Week 4 was very much a turning point for me, both at the Office of Economic and Workforce Development (OEWD) and out and about in Durham. Our work at OEWD thus far culminated into three days of pre-employment training at Durham Tech Community College for the YouthWork interns. Throughout the three days, the interns learned about financial literacy, appropriate work attire, resume building, to name a few workshops that were offered. Fortunately, the interns’ responses to pre-employment training were very much positive, reaffirming our view that preparing the interns, many of them for their first paid jobs ever, was well worth the time and effort.
As the last two weeks of our time at OEWD approach, I began to ponder about how we could make the YouthWork Internship Program more sustainable even after we DukeEngage interns leave. Due to limited resources, the program understandably gives priority to new interns each summer, rather than those who have interned through YouthWork in the past, since it aims to expand its reach to the largest number of people. However, I began to consider whether OEWD could explore options that would extend the summer experience such as offering periodic professional development training sessions during the school year and continuing the services of counselors and job coaches beyond the summer. I feel that the internship program has not served its purpose if it concludes just with the internship itself, but should help young people develop a pathway to career development that stretches beyond the six weeks that they work. I look forward to delving more deeply into possible ways that a year-round mentorship program could be implemented in the next two weeks.
On Wednesday, we visited the American Underground, an entrepreneurial working space for local startups and just one of seven Google for Entrepreneurs Tech Hubs in North America. As we toured the building, I could see that the open layout of the building would easily facilitate open communication among the various entrepreneurs represented there. The first companies in the tobacco and textile industries in Durham were very entrepreneurial for their time and I am glad to see that this entrepreneurial spirit has since remained an integral part of the city. The next day, it was great to see how OEWD was playing a role in supporting many small businesses like the ones that we had a glimpse of at the American Underground. We OEWD interns had the opportunity to participate in a bimonthly meeting of the Small Business Advisory Committee (SBAC), a branch within the Office of Economic and Workforce Development. All of the members serve on the committee on a voluntary basis and offer programs and services targeted to small businesses, such as financing, management skills training, and business counseling.

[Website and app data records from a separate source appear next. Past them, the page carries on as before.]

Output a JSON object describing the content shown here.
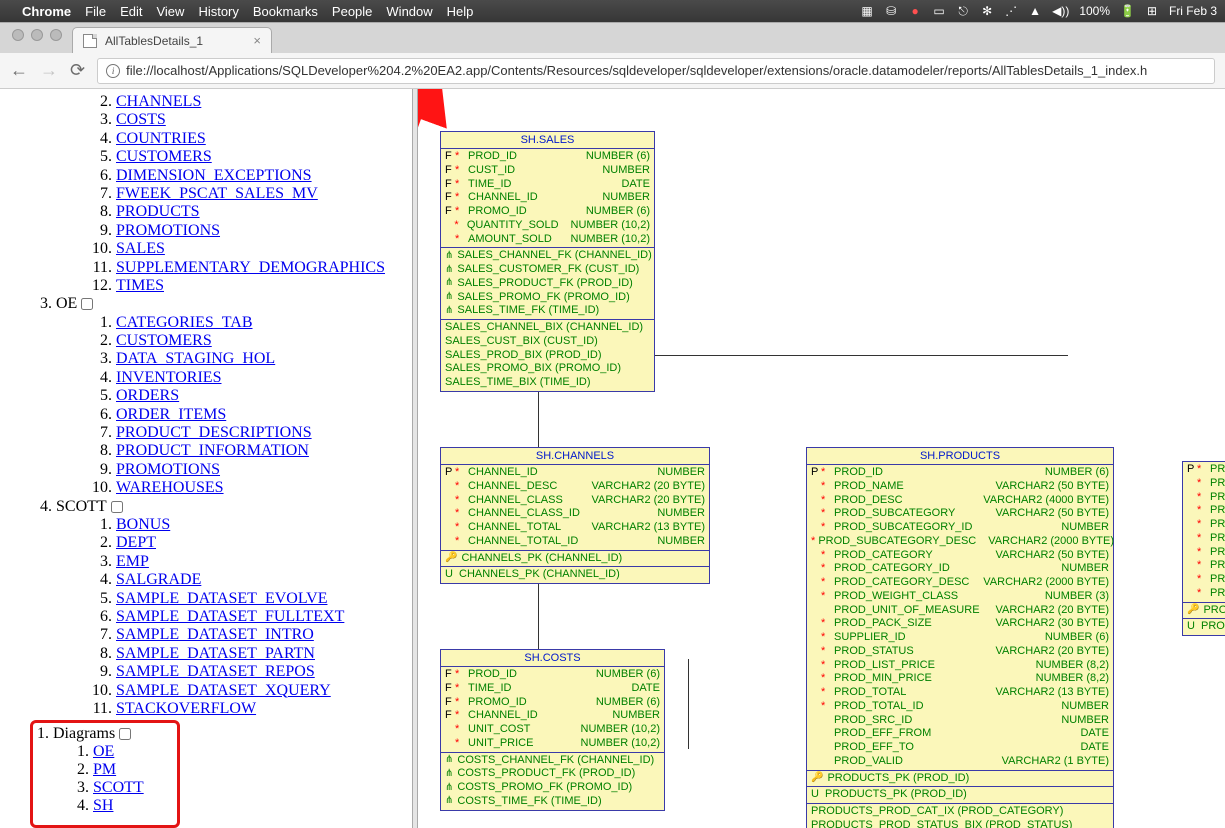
{
  "menubar": {
    "app": "Chrome",
    "items": [
      "File",
      "Edit",
      "View",
      "History",
      "Bookmarks",
      "People",
      "Window",
      "Help"
    ],
    "right": {
      "battery": "100%",
      "battery_icon": "⚡",
      "date": "Fri Feb 3",
      "sound": "◀))"
    }
  },
  "tab": {
    "title": "AllTablesDetails_1"
  },
  "url": "file://localhost/Applications/SQLDeveloper%204.2%20EA2.app/Contents/Resources/sqldeveloper/sqldeveloper/extensions/oracle.datamodeler/reports/AllTablesDetails_1_index.h",
  "nav": {
    "start_index": 2,
    "first_items": [
      "CHANNELS",
      "COSTS",
      "COUNTRIES",
      "CUSTOMERS",
      "DIMENSION_EXCEPTIONS",
      "FWEEK_PSCAT_SALES_MV",
      "PRODUCTS",
      "PROMOTIONS",
      "SALES",
      "SUPPLEMENTARY_DEMOGRAPHICS",
      "TIMES"
    ],
    "schemas": [
      {
        "num": "3",
        "name": "OE",
        "items": [
          "CATEGORIES_TAB",
          "CUSTOMERS",
          "DATA_STAGING_HOL",
          "INVENTORIES",
          "ORDERS",
          "ORDER_ITEMS",
          "PRODUCT_DESCRIPTIONS",
          "PRODUCT_INFORMATION",
          "PROMOTIONS",
          "WAREHOUSES"
        ]
      },
      {
        "num": "4",
        "name": "SCOTT",
        "items": [
          "BONUS",
          "DEPT",
          "EMP",
          "SALGRADE",
          "SAMPLE_DATASET_EVOLVE",
          "SAMPLE_DATASET_FULLTEXT",
          "SAMPLE_DATASET_INTRO",
          "SAMPLE_DATASET_PARTN",
          "SAMPLE_DATASET_REPOS",
          "SAMPLE_DATASET_XQUERY",
          "STACKOVERFLOW"
        ]
      }
    ],
    "diagrams": {
      "label": "Diagrams",
      "items": [
        "OE",
        "PM",
        "SCOTT",
        "SH"
      ]
    }
  },
  "diagram": {
    "label": "SH",
    "tables": {
      "sales": {
        "title": "SH.SALES",
        "cols": [
          {
            "f": "F",
            "s": "*",
            "n": "PROD_ID",
            "t": "NUMBER (6)"
          },
          {
            "f": "F",
            "s": "*",
            "n": "CUST_ID",
            "t": "NUMBER"
          },
          {
            "f": "F",
            "s": "*",
            "n": "TIME_ID",
            "t": "DATE"
          },
          {
            "f": "F",
            "s": "*",
            "n": "CHANNEL_ID",
            "t": "NUMBER"
          },
          {
            "f": "F",
            "s": "*",
            "n": "PROMO_ID",
            "t": "NUMBER (6)"
          },
          {
            "f": "",
            "s": "*",
            "n": "QUANTITY_SOLD",
            "t": "NUMBER (10,2)"
          },
          {
            "f": "",
            "s": "*",
            "n": "AMOUNT_SOLD",
            "t": "NUMBER (10,2)"
          }
        ],
        "fks": [
          "SALES_CHANNEL_FK (CHANNEL_ID)",
          "SALES_CUSTOMER_FK (CUST_ID)",
          "SALES_PRODUCT_FK (PROD_ID)",
          "SALES_PROMO_FK (PROMO_ID)",
          "SALES_TIME_FK (TIME_ID)"
        ],
        "idx": [
          "SALES_CHANNEL_BIX (CHANNEL_ID)",
          "SALES_CUST_BIX (CUST_ID)",
          "SALES_PROD_BIX (PROD_ID)",
          "SALES_PROMO_BIX (PROMO_ID)",
          "SALES_TIME_BIX (TIME_ID)"
        ]
      },
      "channels": {
        "title": "SH.CHANNELS",
        "cols": [
          {
            "f": "P",
            "s": "*",
            "n": "CHANNEL_ID",
            "t": "NUMBER"
          },
          {
            "f": "",
            "s": "*",
            "n": "CHANNEL_DESC",
            "t": "VARCHAR2 (20 BYTE)"
          },
          {
            "f": "",
            "s": "*",
            "n": "CHANNEL_CLASS",
            "t": "VARCHAR2 (20 BYTE)"
          },
          {
            "f": "",
            "s": "*",
            "n": "CHANNEL_CLASS_ID",
            "t": "NUMBER"
          },
          {
            "f": "",
            "s": "*",
            "n": "CHANNEL_TOTAL",
            "t": "VARCHAR2 (13 BYTE)"
          },
          {
            "f": "",
            "s": "*",
            "n": "CHANNEL_TOTAL_ID",
            "t": "NUMBER"
          }
        ],
        "pk": [
          "CHANNELS_PK (CHANNEL_ID)"
        ],
        "uk": [
          "CHANNELS_PK (CHANNEL_ID)"
        ]
      },
      "costs": {
        "title": "SH.COSTS",
        "cols": [
          {
            "f": "F",
            "s": "*",
            "n": "PROD_ID",
            "t": "NUMBER (6)"
          },
          {
            "f": "F",
            "s": "*",
            "n": "TIME_ID",
            "t": "DATE"
          },
          {
            "f": "F",
            "s": "*",
            "n": "PROMO_ID",
            "t": "NUMBER (6)"
          },
          {
            "f": "F",
            "s": "*",
            "n": "CHANNEL_ID",
            "t": "NUMBER"
          },
          {
            "f": "",
            "s": "*",
            "n": "UNIT_COST",
            "t": "NUMBER (10,2)"
          },
          {
            "f": "",
            "s": "*",
            "n": "UNIT_PRICE",
            "t": "NUMBER (10,2)"
          }
        ],
        "fks": [
          "COSTS_CHANNEL_FK (CHANNEL_ID)",
          "COSTS_PRODUCT_FK (PROD_ID)",
          "COSTS_PROMO_FK (PROMO_ID)",
          "COSTS_TIME_FK (TIME_ID)"
        ]
      },
      "products": {
        "title": "SH.PRODUCTS",
        "cols": [
          {
            "f": "P",
            "s": "*",
            "n": "PROD_ID",
            "t": "NUMBER (6)"
          },
          {
            "f": "",
            "s": "*",
            "n": "PROD_NAME",
            "t": "VARCHAR2 (50 BYTE)"
          },
          {
            "f": "",
            "s": "*",
            "n": "PROD_DESC",
            "t": "VARCHAR2 (4000 BYTE)"
          },
          {
            "f": "",
            "s": "*",
            "n": "PROD_SUBCATEGORY",
            "t": "VARCHAR2 (50 BYTE)"
          },
          {
            "f": "",
            "s": "*",
            "n": "PROD_SUBCATEGORY_ID",
            "t": "NUMBER"
          },
          {
            "f": "",
            "s": "*",
            "n": "PROD_SUBCATEGORY_DESC",
            "t": "VARCHAR2 (2000 BYTE)"
          },
          {
            "f": "",
            "s": "*",
            "n": "PROD_CATEGORY",
            "t": "VARCHAR2 (50 BYTE)"
          },
          {
            "f": "",
            "s": "*",
            "n": "PROD_CATEGORY_ID",
            "t": "NUMBER"
          },
          {
            "f": "",
            "s": "*",
            "n": "PROD_CATEGORY_DESC",
            "t": "VARCHAR2 (2000 BYTE)"
          },
          {
            "f": "",
            "s": "*",
            "n": "PROD_WEIGHT_CLASS",
            "t": "NUMBER (3)"
          },
          {
            "f": "",
            "s": "",
            "n": "PROD_UNIT_OF_MEASURE",
            "t": "VARCHAR2 (20 BYTE)"
          },
          {
            "f": "",
            "s": "*",
            "n": "PROD_PACK_SIZE",
            "t": "VARCHAR2 (30 BYTE)"
          },
          {
            "f": "",
            "s": "*",
            "n": "SUPPLIER_ID",
            "t": "NUMBER (6)"
          },
          {
            "f": "",
            "s": "*",
            "n": "PROD_STATUS",
            "t": "VARCHAR2 (20 BYTE)"
          },
          {
            "f": "",
            "s": "*",
            "n": "PROD_LIST_PRICE",
            "t": "NUMBER (8,2)"
          },
          {
            "f": "",
            "s": "*",
            "n": "PROD_MIN_PRICE",
            "t": "NUMBER (8,2)"
          },
          {
            "f": "",
            "s": "*",
            "n": "PROD_TOTAL",
            "t": "VARCHAR2 (13 BYTE)"
          },
          {
            "f": "",
            "s": "*",
            "n": "PROD_TOTAL_ID",
            "t": "NUMBER"
          },
          {
            "f": "",
            "s": "",
            "n": "PROD_SRC_ID",
            "t": "NUMBER"
          },
          {
            "f": "",
            "s": "",
            "n": "PROD_EFF_FROM",
            "t": "DATE"
          },
          {
            "f": "",
            "s": "",
            "n": "PROD_EFF_TO",
            "t": "DATE"
          },
          {
            "f": "",
            "s": "",
            "n": "PROD_VALID",
            "t": "VARCHAR2 (1 BYTE)"
          }
        ],
        "pk": [
          "PRODUCTS_PK (PROD_ID)"
        ],
        "uk": [
          "PRODUCTS_PK (PROD_ID)"
        ],
        "idx": [
          "PRODUCTS_PROD_CAT_IX (PROD_CATEGORY)",
          "PRODUCTS_PROD_STATUS_BIX (PROD_STATUS)"
        ]
      },
      "edge": {
        "cols": [
          {
            "f": "P",
            "s": "*",
            "n": "PR"
          },
          {
            "f": "",
            "s": "*",
            "n": "PR"
          },
          {
            "f": "",
            "s": "*",
            "n": "PR"
          },
          {
            "f": "",
            "s": "*",
            "n": "PR"
          },
          {
            "f": "",
            "s": "*",
            "n": "PR"
          },
          {
            "f": "",
            "s": "*",
            "n": "PR"
          },
          {
            "f": "",
            "s": "*",
            "n": "PR"
          },
          {
            "f": "",
            "s": "*",
            "n": "PR"
          },
          {
            "f": "",
            "s": "*",
            "n": "PR"
          },
          {
            "f": "",
            "s": "*",
            "n": "PR"
          }
        ],
        "pk": [
          "PRO"
        ],
        "uk": [
          "PRO"
        ]
      }
    }
  }
}
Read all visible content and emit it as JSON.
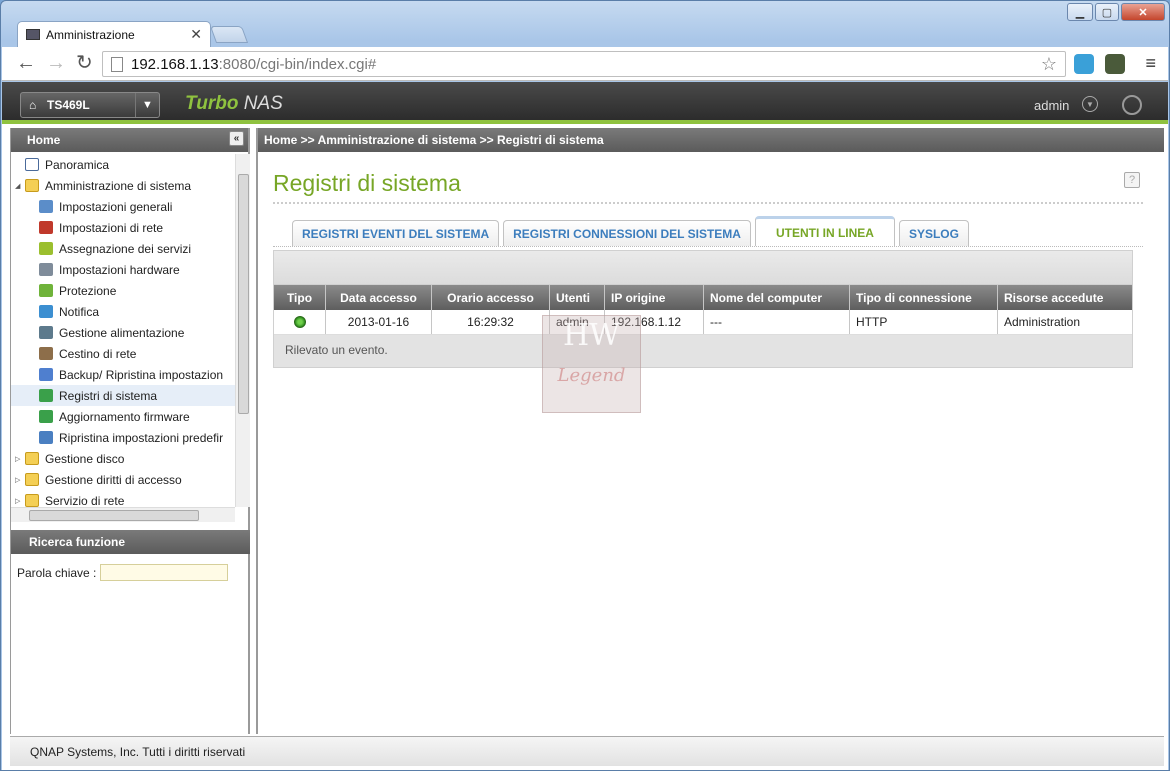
{
  "browser": {
    "tab_title": "Amministrazione",
    "url_host": "192.168.1.13",
    "url_rest": ":8080/cgi-bin/index.cgi#"
  },
  "header": {
    "device": "TS469L",
    "brand_turbo": "Turbo",
    "brand_nas": "NAS",
    "user": "admin"
  },
  "sidebar": {
    "title": "Home",
    "items": [
      {
        "label": "Panoramica",
        "level": 0,
        "icon": "overview-icon"
      },
      {
        "label": "Amministrazione di sistema",
        "level": 0,
        "icon": "folder-open-icon",
        "expanded": true
      },
      {
        "label": "Impostazioni generali",
        "level": 1,
        "icon": "settings-icon"
      },
      {
        "label": "Impostazioni di rete",
        "level": 1,
        "icon": "network-icon"
      },
      {
        "label": "Assegnazione dei servizi",
        "level": 1,
        "icon": "services-icon"
      },
      {
        "label": "Impostazioni hardware",
        "level": 1,
        "icon": "hardware-icon"
      },
      {
        "label": "Protezione",
        "level": 1,
        "icon": "security-icon"
      },
      {
        "label": "Notifica",
        "level": 1,
        "icon": "notification-icon"
      },
      {
        "label": "Gestione alimentazione",
        "level": 1,
        "icon": "power-icon"
      },
      {
        "label": "Cestino di rete",
        "level": 1,
        "icon": "recycle-bin-icon"
      },
      {
        "label": "Backup/ Ripristina impostazion",
        "level": 1,
        "icon": "backup-icon"
      },
      {
        "label": "Registri di sistema",
        "level": 1,
        "icon": "logs-icon",
        "selected": true
      },
      {
        "label": "Aggiornamento firmware",
        "level": 1,
        "icon": "firmware-icon"
      },
      {
        "label": "Ripristina impostazioni predefir",
        "level": 1,
        "icon": "restore-icon"
      },
      {
        "label": "Gestione disco",
        "level": 0,
        "icon": "folder-icon"
      },
      {
        "label": "Gestione diritti di accesso",
        "level": 0,
        "icon": "folder-icon"
      },
      {
        "label": "Servizio di rete",
        "level": 0,
        "icon": "folder-icon"
      }
    ]
  },
  "search": {
    "title": "Ricerca funzione",
    "label": "Parola chiave :",
    "value": ""
  },
  "main": {
    "breadcrumb": "Home >> Amministrazione di sistema >> Registri di sistema",
    "title": "Registri di sistema",
    "tabs": [
      {
        "label": "REGISTRI EVENTI DEL SISTEMA",
        "active": false
      },
      {
        "label": "REGISTRI CONNESSIONI DEL SISTEMA",
        "active": false
      },
      {
        "label": "UTENTI IN LINEA",
        "active": true
      },
      {
        "label": "SYSLOG",
        "active": false
      }
    ],
    "columns": [
      "Tipo",
      "Data accesso",
      "Orario accesso",
      "Utenti",
      "IP origine",
      "Nome del computer",
      "Tipo di connessione",
      "Risorse accedute"
    ],
    "rows": [
      {
        "type_icon": "online-status-icon",
        "date": "2013-01-16",
        "time": "16:29:32",
        "user": "admin",
        "ip": "192.168.1.12",
        "computer": "---",
        "conn_type": "HTTP",
        "resources": "Administration"
      }
    ],
    "status": "Rilevato un evento."
  },
  "watermark": {
    "top": "HW",
    "bottom": "Legend"
  },
  "footer": "QNAP Systems, Inc. Tutti i diritti riservati"
}
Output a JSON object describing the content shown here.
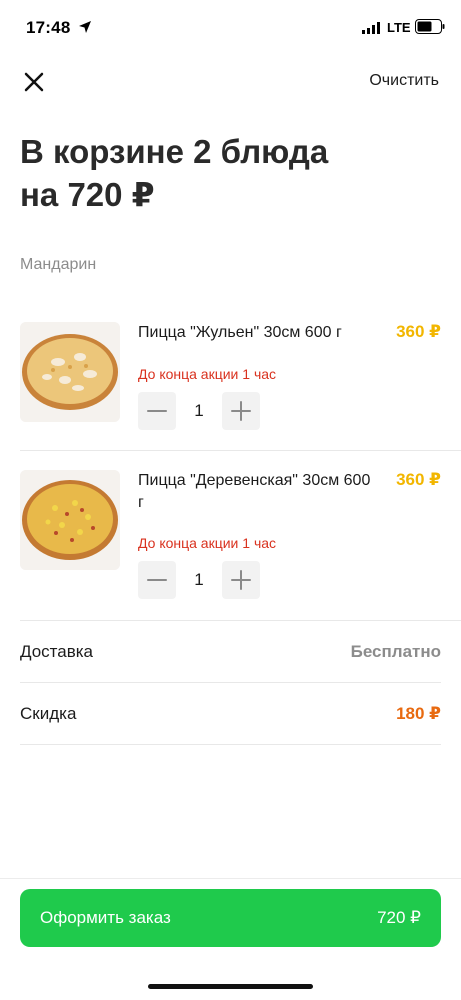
{
  "status_bar": {
    "time": "17:48",
    "network": "LTE",
    "icons": [
      "location-arrow-icon",
      "signal-icon",
      "battery-icon"
    ]
  },
  "header": {
    "close_icon": "close-icon",
    "clear_label": "Очистить"
  },
  "title": {
    "line1": "В корзине 2 блюда",
    "line2": "на 720 ₽"
  },
  "restaurant": "Мандарин",
  "items": [
    {
      "name": "Пицца \"Жульен\" 30см 600 г",
      "price": "360 ₽",
      "promo": "До конца акции 1 час",
      "quantity": "1",
      "image": "pizza-julienne-image"
    },
    {
      "name": "Пицца \"Деревенская\" 30см 600 г",
      "price": "360 ₽",
      "promo": "До конца акции 1 час",
      "quantity": "1",
      "image": "pizza-country-image"
    }
  ],
  "summary": {
    "delivery_label": "Доставка",
    "delivery_value": "Бесплатно",
    "discount_label": "Скидка",
    "discount_value": "180 ₽"
  },
  "checkout": {
    "label": "Оформить заказ",
    "total": "720 ₽"
  },
  "colors": {
    "price": "#f2b600",
    "promo": "#d9321f",
    "discount": "#e86a10",
    "checkout_button": "#1fca4c"
  }
}
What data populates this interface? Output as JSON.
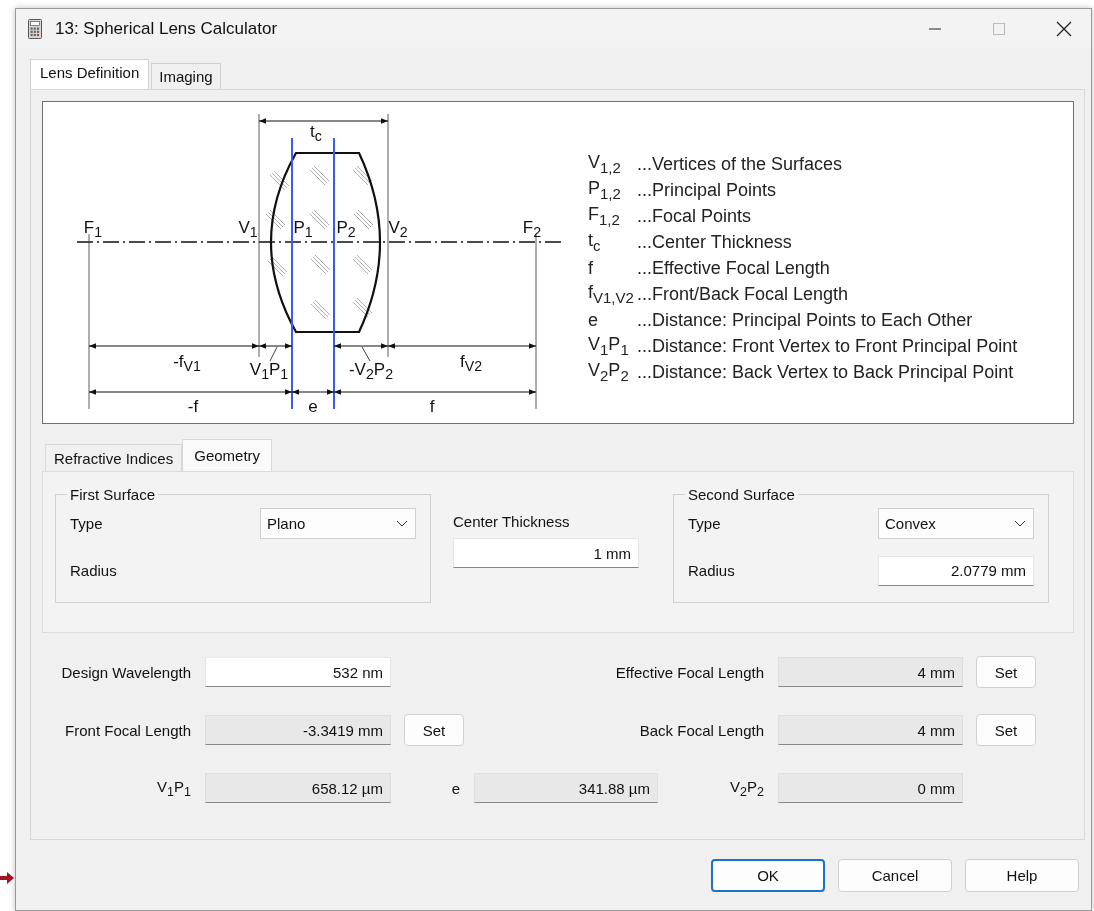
{
  "window": {
    "title": "13: Spherical Lens Calculator"
  },
  "tabs": [
    {
      "label": "Lens Definition",
      "selected": true
    },
    {
      "label": "Imaging",
      "selected": false
    }
  ],
  "diagram": {
    "labels": [
      "t$_{c}$",
      "F$_{1}$",
      "V$_{1}$",
      "P$_{1}$",
      "P$_{2}$",
      "V$_{2}$",
      "F$_{2}$",
      "-f$_{V1}$",
      "V$_{1}$P$_{1}$",
      "-V$_{2}$P$_{2}$",
      "f$_{V2}$",
      "-f",
      "e",
      "f"
    ]
  },
  "legend": [
    {
      "symbol": "V$_{1,2}$",
      "text": "...Vertices of the Surfaces"
    },
    {
      "symbol": "P$_{1,2}$",
      "text": "...Principal Points"
    },
    {
      "symbol": "F$_{1,2}$",
      "text": "...Focal Points"
    },
    {
      "symbol": "t$_{c}$",
      "text": "...Center Thickness"
    },
    {
      "symbol": "f",
      "text": "...Effective Focal Length"
    },
    {
      "symbol": "f$_{V1,V2}$",
      "text": "...Front/Back Focal Length"
    },
    {
      "symbol": "e",
      "text": "...Distance: Principal Points to Each Other"
    },
    {
      "symbol": "V$_{1}$P$_{1}$",
      "text": "...Distance: Front Vertex to Front Principal Point"
    },
    {
      "symbol": "V$_{2}$P$_{2}$",
      "text": "...Distance: Back Vertex to Back Principal Point"
    }
  ],
  "subtabs": [
    {
      "label": "Refractive Indices",
      "selected": false
    },
    {
      "label": "Geometry",
      "selected": true
    }
  ],
  "first_surface": {
    "title": "First Surface",
    "type_label": "Type",
    "type_value": "Plano",
    "radius_label": "Radius"
  },
  "center_thickness": {
    "label": "Center Thickness",
    "value": "1 mm"
  },
  "second_surface": {
    "title": "Second Surface",
    "type_label": "Type",
    "type_value": "Convex",
    "radius_label": "Radius",
    "radius_value": "2.0779 mm"
  },
  "form_rows": [
    {
      "left": {
        "label": "Design Wavelength",
        "value": "532 nm",
        "editable": true
      },
      "right": {
        "label": "Effective Focal Length",
        "value": "4 mm",
        "editable": false,
        "button": "Set"
      }
    },
    {
      "left": {
        "label": "Front Focal Length",
        "value": "-3.3419 mm",
        "editable": false,
        "button": "Set"
      },
      "right": {
        "label": "Back Focal Length",
        "value": "4 mm",
        "editable": false,
        "button": "Set"
      }
    },
    {
      "left": {
        "label": "V$_{1}$P$_{1}$",
        "value": "658.12 µm",
        "editable": false
      },
      "middle": {
        "label": "e",
        "value": "341.88 µm",
        "editable": false
      },
      "right": {
        "label": "V$_{2}$P$_{2}$",
        "value": "0 mm",
        "editable": false
      }
    }
  ],
  "buttons": [
    {
      "label": "OK",
      "default": true
    },
    {
      "label": "Cancel",
      "default": false
    },
    {
      "label": "Help",
      "default": false
    }
  ]
}
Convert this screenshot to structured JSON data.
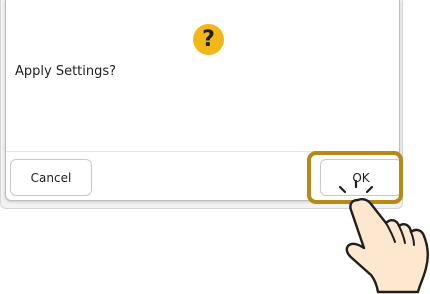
{
  "dialog": {
    "icon": "question-icon",
    "icon_glyph": "?",
    "message": "Apply Settings?",
    "cancel_label": "Cancel",
    "ok_label": "OK"
  },
  "colors": {
    "icon_background": "#f2b719",
    "highlight_border": "#b58a17",
    "hand_fill": "#fde7cf"
  },
  "pointer": {
    "icon": "tapping-hand-icon"
  }
}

Although I had initially perceived Durham to be somewhat stuck in the past, I could finally see that it is rather a very forward-thinking city. Upon first glance, the exterior of many Durham buildings is misleading in that they seem like old tobacco warehouses and textile mills and who would guess that the interior is comprised of creatively redesigned spaces. I view Durham’s economy in the same light- one that seems outdated at first on the outside, but once I peel back the layers, I can witness the city’s commitment to moving forward- in its future employees and small businesses.